On January 7, Al-Qaeda in the Islamic Maghreb, which is fighting Islamic State for hegemony of North Africa, released a video calling for jihadist attacks in Madrid as a strategy to help Muslims recover the Spanish North African exclaves of Ceuta and Melilla.
Another Islamic State video vowed to liberate al-Andalus from non-Muslims. A jihadist speaking in Spanish with a heavy North African accent said:
"I say to the entire world as a warning: We are living under the Islamic flag, the Islamic caliphate. We will die for it until we liberate those occupied lands, from Jakarta to Andalusia. And I declare: Spain is the land of our forefathers and we are going to take it back with the power of Allah."Meanwhile, 33 jihadists were arrested in Spain in 17 different raids during the first nine months of 2016, according to the Spanish Interior Ministry.
Most recently, two Spanish citizens of Moroccan origin — Karim El Idrissi Soussi, 27, and a second man identified as 18-year-old O.S.A.A — were arrested in Madrid on jihad terror charges. One of the detainees is a 27-year-old computer science student who watched jihadist propaganda videos in class and threatened to massacre his fellow students.
According to the Interior Ministry, Soussi tried to join the Islamic State but was detained by Turkish authorities while attempting to cross the border into Syria. He was deported and just recently returned to Spain.
The Interior Ministry said Soussi's penchant for radical Islam became evident in November 2015, when the secondary school where he was studying computer science held a moment of silence to honor the victims of the jihadist attacks in Paris. According to teachers and students, Soussi shouted slogans in support of the attacks which killed 130 people, including 89 at the Bataclan Theater.
On other occasions, Soussi publicly justified jihadist attacks by Islamic State, which he said was the ideal form of government for all Muslims. According to the Interior Ministry, Soussi visited a public library almost daily to connect to the internet and browse jihadist websites. He allegedly created fake profiles and posted jihadist material on social media sites. Soussi also criticized so-called moderate Muslims and expressed hope that someday Spain would become an Islamic emirate.
Soussi allegedly watched Islamic State propaganda videos during his computer science class and repeatedly threatened to bring weapons to school to kill his classmates.
The other jihadist, O.S.A.A., was arrested for the offenses of "glorifying jihadist terrorism" and "self-indoctrination for terrorist purposes." The Interior Ministry did not provide further details.
A total of 636 jihadists have been detained in the country since the March 2004 Madrid train bombings, in which nearly 200 people were killed and more than 2,000 injured.
A recent study by the Madrid-based Elcano Institute found that of the 150 jihadists arrested in Spain during the past four years, 124 (81.6%) were linked to Islamic State and 26 (18.4%) to al-Qaeda.
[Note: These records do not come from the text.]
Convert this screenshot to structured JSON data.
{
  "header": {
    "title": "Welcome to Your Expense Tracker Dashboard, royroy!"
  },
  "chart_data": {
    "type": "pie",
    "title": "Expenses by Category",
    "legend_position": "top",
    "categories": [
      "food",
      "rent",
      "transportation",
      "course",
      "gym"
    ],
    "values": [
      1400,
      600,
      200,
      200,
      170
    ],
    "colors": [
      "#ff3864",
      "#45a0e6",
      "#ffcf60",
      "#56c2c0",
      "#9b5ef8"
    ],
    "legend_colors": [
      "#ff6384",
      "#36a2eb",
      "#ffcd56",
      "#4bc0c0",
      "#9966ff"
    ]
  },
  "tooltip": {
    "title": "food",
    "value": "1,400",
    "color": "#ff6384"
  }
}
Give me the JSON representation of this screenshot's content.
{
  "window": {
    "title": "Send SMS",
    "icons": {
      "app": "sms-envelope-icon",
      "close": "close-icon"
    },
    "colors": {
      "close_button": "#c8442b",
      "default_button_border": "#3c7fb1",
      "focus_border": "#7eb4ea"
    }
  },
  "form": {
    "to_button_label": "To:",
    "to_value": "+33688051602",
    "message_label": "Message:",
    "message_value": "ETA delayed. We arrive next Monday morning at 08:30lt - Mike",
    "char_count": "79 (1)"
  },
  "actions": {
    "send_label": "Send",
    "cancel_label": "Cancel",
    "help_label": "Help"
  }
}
Of those linked to Islamic State, 45.3% were Spanish citizens, 41.1% were Moroccans and 13.6% had other nationalities. In terms of birth, 45.6% were born in Morocco and 39.1% were born in Spain. Only 15.3% were born in other countries.
In terms of immigration, 51.7% were first-generation immigrants, 42.2% were second- or third-generation immigrants, and 6.1% had no immigration background, which implies they are Spanish converts to Islam.
In terms of residency, 29.8% were arrested in Barcelona, 22.1% in Spain's North African exclave of Ceuta, and 15.3% in Madrid. The others were arrested in more than a dozen other localities across the country.
Islamic State has suffered setbacks on the battlefields of the Middle East, but the jihadist terror threat remains undiminished. In the words of Spanish terrorism analyst Florentino Portero: "Islamic State is answering military defeats with more terror."